Piers Akerman’s bizarre letter in The Australian’s Media section last week has sparked a public rebuke from his News Ltd colleague Bruce Guthrie, who used to edit The Sunday Age but is now in charge of The Australian Magazine. Bruce had the following letter in today’s Media section:
Piers misses point
I have no problem with Piers Akerman singing the praise of Sunday Herald Sun
editor Alan Howe, whose circulation performance over an extended period
at the Melbourne tabloid has been admirable. But I can’t accept
Akerman’s denunciation of former Sunday Age editors, myself included.
True, circulation of The Sunday Age has fallen more than 400,000 copies behind that of the Sunday Herald Sun
in recent years. But it wasn’t always the case. When I completed my
editing stint there in October 1995, our circulation was a tick under
190,000, making it the third or fourth biggest selling Age of
the week. Not bad for a paper that had only launched six years earlier.
A decade later sales of The Sunday Age have moved 10,000 copies while
the Sunday Herald Sun’s sales have jumped from about 500,000 to more
Why has this happened? Akerman blames all Sunday Age editors, but he
would have been better advised to examine the calamitous decision in
1997 by Fairfax management to merge The Sunday Age operations with
those of the weekday Age. It may have saved Fairfax some dollars but it
robbed the paper of its staff, identity and, ultimately, sales momentum.
Finally, Akerman had a duty of disclosure. He briefly edited The Sunday Herald, which ceased publication in March 1991 after its circulation fell significantly behind that of The Sunday Age. By his definition that makes him a very unsuccessful editor.
That’s a big hit on Akerman but Guthrie is also taking a shot at Steve Harris, who was the founding editor of The Sunday Age
and had Guthrie as his deputy from 1989 until 1992. After that, Harris
was poached by Rupert to clean up the Akerman mess at the Herald Sun and Guthrie edited The Sunday Age until 1995 when he took over from Alan Kohler as editor of The Age.
The musical chairs continued when Guthrie was shafted by Fairfax in
1997 and Harris returned as publisher and editor-in-chief of The Age, only to then merge the daily Age with The Sunday Age, in what Guthrie now slams as a “calamitous” decision.
Akerman last week claimed that the Herald Sun’s circulation fell
by about 30,000 during the Harris reign, but it should be remembered it
was on a steep downward trajectory when he took over a paper that was
featuring on bumper stickers all over Victoria which asked, “Is it the
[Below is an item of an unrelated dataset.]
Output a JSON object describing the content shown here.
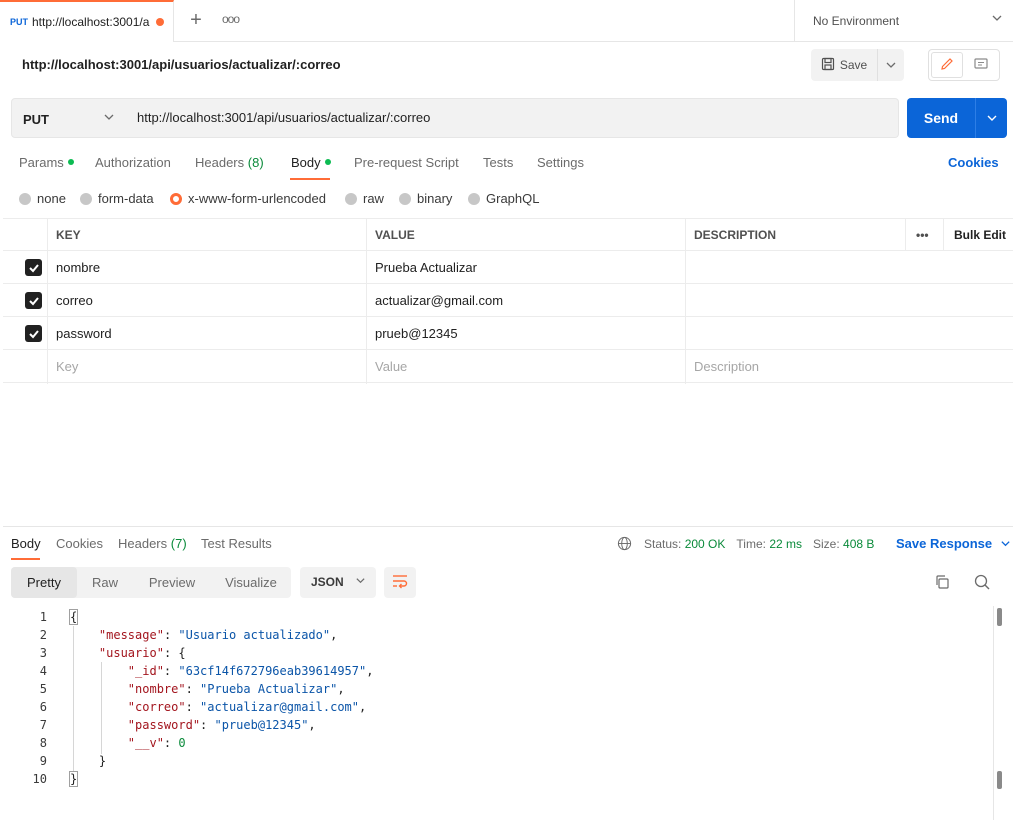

truth or did you read it in the Herald Sun?”
Akerman’s aggressively populist/controversial model severely damaged the Herald Sun’s
reputation, which explains why he was sent to Fox in 1992 before
quickly returning to Sydney as a columnist in 1993 after a still
largely unexplained incident that forced Rupert Murdoch to parachute him out of America.
The Sunday Age has
indeed struggled to make a big circulation mark, especially in the shadow of big selling Saturday Age – an
issue which is quite different to the Herald Sun Saturday/Sunday dynamic – but it was good
enough to defeat Murdoch’s pincer attack in the early days of having a
broadsheet and a tabloid to try to kill it off. It was Akerman’s broadsheet Sunday Herald that was quickly closed, a point Guthrie makes to really twist the knife against his old foe in today’s Media section.